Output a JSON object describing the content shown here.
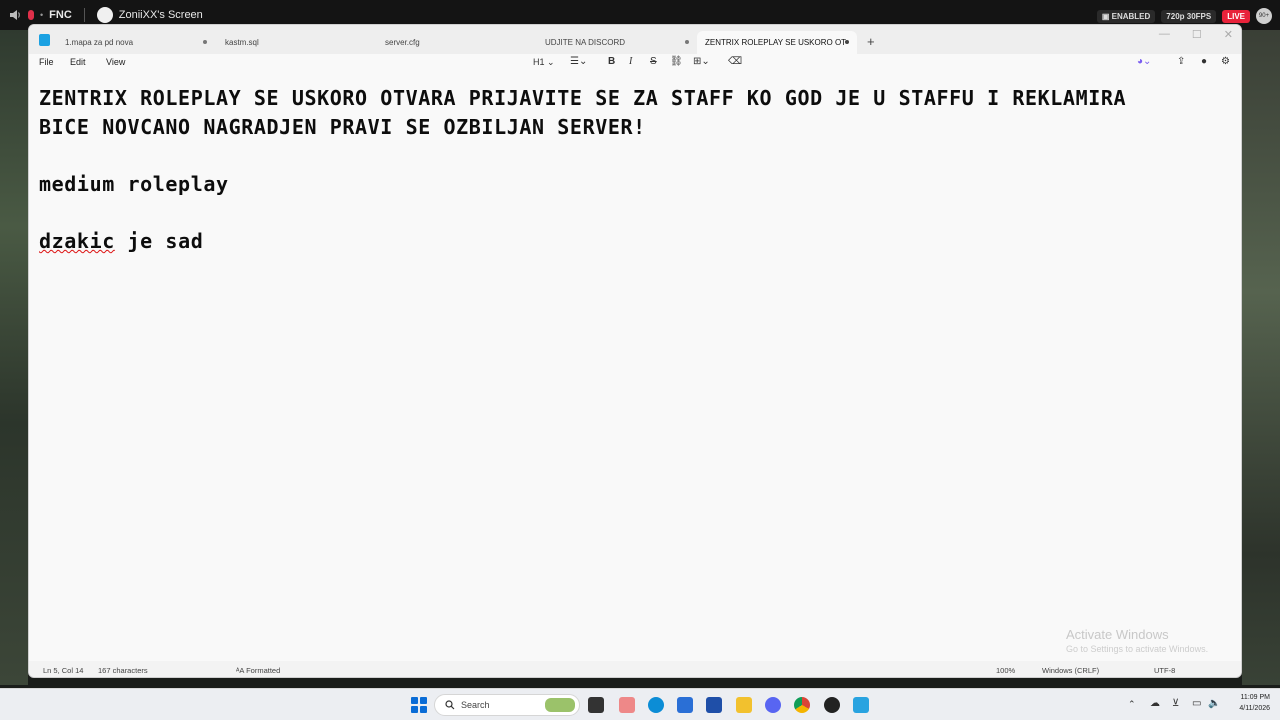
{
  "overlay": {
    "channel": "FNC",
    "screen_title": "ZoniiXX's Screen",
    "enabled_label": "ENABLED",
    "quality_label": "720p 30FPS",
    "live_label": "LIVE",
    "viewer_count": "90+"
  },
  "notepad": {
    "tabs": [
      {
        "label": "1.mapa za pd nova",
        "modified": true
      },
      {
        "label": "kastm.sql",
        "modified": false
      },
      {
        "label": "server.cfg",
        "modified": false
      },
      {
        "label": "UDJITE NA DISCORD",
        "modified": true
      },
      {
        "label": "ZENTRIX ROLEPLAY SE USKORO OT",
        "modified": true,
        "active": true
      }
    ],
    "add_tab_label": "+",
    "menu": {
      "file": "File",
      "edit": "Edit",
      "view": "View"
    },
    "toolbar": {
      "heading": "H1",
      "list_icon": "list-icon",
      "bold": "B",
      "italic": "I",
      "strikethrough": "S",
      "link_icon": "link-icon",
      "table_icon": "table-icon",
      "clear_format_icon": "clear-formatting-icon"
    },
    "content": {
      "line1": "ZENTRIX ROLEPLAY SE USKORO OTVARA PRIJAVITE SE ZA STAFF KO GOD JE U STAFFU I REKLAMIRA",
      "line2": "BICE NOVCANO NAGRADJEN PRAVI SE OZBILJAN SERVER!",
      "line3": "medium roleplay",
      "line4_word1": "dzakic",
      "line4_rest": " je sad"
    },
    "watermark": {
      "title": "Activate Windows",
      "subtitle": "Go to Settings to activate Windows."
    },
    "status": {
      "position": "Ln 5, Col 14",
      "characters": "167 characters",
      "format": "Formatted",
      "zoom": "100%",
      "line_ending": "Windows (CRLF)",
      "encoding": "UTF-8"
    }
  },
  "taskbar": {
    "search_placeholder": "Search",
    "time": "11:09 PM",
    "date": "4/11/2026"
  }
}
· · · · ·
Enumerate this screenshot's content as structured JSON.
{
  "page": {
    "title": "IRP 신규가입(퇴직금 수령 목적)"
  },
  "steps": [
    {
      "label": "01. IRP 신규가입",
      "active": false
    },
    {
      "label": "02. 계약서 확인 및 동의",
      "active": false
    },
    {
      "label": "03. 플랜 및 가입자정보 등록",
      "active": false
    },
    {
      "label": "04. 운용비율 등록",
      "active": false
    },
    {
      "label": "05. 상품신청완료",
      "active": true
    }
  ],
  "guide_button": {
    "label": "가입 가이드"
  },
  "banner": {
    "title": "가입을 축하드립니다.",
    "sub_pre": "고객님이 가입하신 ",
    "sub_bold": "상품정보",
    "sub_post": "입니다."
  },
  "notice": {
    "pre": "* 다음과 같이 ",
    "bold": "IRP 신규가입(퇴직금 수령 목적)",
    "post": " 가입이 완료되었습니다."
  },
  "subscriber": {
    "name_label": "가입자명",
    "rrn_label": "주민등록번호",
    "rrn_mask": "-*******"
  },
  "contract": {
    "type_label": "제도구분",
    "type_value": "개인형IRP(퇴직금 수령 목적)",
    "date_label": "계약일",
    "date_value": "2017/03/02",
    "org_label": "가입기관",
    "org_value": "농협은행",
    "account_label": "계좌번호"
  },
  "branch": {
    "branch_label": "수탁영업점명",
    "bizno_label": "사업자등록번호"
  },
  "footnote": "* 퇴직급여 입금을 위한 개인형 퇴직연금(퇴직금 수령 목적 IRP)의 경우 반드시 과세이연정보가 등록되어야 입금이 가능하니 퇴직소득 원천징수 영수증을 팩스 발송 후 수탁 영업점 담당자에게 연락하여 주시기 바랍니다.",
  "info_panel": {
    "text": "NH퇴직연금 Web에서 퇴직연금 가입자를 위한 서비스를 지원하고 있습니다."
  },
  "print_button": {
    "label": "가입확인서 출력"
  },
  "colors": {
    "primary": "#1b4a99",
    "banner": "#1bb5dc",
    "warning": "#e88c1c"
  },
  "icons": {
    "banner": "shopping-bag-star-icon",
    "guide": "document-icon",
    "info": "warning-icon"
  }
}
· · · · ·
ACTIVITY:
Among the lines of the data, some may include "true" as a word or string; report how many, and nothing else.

RESPONSE TO THIS TASK:
5